Top of Record excerpts

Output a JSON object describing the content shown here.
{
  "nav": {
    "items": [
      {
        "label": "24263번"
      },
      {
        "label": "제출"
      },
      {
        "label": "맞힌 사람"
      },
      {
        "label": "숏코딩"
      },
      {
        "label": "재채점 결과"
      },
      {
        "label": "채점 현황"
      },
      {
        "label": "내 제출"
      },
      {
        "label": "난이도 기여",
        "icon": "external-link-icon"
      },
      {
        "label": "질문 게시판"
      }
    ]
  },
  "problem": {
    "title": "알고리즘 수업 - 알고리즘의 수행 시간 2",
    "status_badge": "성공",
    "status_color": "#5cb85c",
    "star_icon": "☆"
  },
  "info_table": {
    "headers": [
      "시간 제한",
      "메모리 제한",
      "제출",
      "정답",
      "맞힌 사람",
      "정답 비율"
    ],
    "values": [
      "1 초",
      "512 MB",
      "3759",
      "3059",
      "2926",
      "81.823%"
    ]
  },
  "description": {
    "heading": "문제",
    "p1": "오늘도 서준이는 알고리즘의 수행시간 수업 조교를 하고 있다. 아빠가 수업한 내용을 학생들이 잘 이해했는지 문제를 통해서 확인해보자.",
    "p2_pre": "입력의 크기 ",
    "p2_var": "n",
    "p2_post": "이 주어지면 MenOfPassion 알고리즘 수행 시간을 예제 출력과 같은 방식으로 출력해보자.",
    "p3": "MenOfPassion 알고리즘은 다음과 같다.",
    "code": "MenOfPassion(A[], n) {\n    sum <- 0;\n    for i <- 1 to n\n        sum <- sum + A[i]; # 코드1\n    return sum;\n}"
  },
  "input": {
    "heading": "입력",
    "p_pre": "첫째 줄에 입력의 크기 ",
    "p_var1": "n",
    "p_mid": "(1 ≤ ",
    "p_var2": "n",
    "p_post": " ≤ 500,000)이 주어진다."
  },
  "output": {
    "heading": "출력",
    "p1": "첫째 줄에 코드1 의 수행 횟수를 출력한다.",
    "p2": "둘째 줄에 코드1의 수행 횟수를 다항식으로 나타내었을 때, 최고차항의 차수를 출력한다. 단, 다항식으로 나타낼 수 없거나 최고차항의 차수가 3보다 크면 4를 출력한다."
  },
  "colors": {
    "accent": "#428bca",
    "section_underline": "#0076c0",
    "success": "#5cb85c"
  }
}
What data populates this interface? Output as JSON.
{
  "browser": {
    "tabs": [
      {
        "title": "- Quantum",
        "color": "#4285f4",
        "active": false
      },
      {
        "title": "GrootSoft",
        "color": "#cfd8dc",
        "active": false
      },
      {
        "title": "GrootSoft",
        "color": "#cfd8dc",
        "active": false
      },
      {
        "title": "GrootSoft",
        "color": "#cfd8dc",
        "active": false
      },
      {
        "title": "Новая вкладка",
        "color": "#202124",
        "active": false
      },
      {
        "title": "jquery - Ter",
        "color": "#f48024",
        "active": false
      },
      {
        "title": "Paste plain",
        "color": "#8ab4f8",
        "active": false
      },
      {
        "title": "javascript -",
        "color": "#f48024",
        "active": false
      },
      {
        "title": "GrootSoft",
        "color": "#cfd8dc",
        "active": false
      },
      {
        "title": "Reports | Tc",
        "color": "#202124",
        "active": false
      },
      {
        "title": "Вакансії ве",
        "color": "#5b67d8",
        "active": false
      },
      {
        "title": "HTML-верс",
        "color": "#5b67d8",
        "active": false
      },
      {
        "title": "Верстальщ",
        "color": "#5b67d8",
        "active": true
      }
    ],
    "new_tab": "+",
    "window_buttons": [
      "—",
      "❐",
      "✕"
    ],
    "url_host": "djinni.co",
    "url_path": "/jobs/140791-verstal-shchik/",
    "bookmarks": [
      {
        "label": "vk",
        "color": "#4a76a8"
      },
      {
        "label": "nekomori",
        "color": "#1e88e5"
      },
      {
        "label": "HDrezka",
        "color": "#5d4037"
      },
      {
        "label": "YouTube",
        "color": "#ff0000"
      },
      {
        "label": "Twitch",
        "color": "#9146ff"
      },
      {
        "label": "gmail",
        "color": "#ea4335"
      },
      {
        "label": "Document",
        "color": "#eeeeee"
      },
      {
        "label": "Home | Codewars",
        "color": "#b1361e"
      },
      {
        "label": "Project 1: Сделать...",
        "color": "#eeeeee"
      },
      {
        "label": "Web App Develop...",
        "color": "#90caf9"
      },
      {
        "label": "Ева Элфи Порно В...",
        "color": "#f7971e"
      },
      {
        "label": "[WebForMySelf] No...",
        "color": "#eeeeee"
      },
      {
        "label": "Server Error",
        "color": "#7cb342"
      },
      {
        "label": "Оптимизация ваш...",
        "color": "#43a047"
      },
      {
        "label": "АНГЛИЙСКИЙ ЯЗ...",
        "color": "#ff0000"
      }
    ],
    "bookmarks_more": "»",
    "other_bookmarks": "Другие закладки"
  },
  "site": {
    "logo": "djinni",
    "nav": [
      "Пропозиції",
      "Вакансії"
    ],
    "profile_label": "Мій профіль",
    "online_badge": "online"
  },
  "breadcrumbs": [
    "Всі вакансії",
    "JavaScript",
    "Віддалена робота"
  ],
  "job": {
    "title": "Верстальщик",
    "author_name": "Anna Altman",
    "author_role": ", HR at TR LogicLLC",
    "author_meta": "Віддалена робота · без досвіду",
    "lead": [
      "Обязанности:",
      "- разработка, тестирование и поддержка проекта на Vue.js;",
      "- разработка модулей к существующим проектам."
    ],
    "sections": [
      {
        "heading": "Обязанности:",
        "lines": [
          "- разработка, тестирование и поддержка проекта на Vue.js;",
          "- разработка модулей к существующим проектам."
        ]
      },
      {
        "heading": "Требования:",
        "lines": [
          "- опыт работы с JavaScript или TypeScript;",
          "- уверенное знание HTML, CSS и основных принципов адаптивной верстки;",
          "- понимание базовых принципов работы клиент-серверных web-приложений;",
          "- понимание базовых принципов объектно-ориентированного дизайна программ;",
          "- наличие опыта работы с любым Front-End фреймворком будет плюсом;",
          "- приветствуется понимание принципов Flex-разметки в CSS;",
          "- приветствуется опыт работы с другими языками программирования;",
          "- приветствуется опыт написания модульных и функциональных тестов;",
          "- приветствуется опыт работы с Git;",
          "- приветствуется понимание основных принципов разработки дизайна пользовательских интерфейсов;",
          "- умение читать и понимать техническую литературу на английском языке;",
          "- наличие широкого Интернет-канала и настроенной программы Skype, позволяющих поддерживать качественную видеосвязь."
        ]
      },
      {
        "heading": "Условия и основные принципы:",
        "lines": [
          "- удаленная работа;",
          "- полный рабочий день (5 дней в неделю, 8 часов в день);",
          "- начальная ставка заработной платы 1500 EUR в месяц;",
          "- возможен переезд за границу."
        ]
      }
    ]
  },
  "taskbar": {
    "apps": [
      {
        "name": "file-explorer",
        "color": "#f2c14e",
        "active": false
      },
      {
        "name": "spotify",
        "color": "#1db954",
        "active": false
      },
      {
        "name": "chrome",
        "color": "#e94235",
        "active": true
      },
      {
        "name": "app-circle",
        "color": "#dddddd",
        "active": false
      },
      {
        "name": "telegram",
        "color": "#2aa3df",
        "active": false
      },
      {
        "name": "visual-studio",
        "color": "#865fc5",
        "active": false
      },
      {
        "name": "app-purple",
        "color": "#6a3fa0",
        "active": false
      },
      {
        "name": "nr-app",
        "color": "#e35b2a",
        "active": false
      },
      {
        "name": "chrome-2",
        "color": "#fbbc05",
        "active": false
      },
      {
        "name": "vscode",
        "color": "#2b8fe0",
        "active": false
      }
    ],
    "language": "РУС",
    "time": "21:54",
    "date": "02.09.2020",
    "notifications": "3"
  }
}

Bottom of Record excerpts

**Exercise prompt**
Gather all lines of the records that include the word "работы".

**Answer below**
          "- опыт работы с JavaScript или TypeScript;",
          "- понимание базовых принципов работы клиент-серверных web-приложений;",
          "- наличие опыта работы с любым Front-End фреймворком будет плюсом;",
          "- приветствуется опыт работы с другими языками программирования;",
          "- приветствуется опыт работы с Git;",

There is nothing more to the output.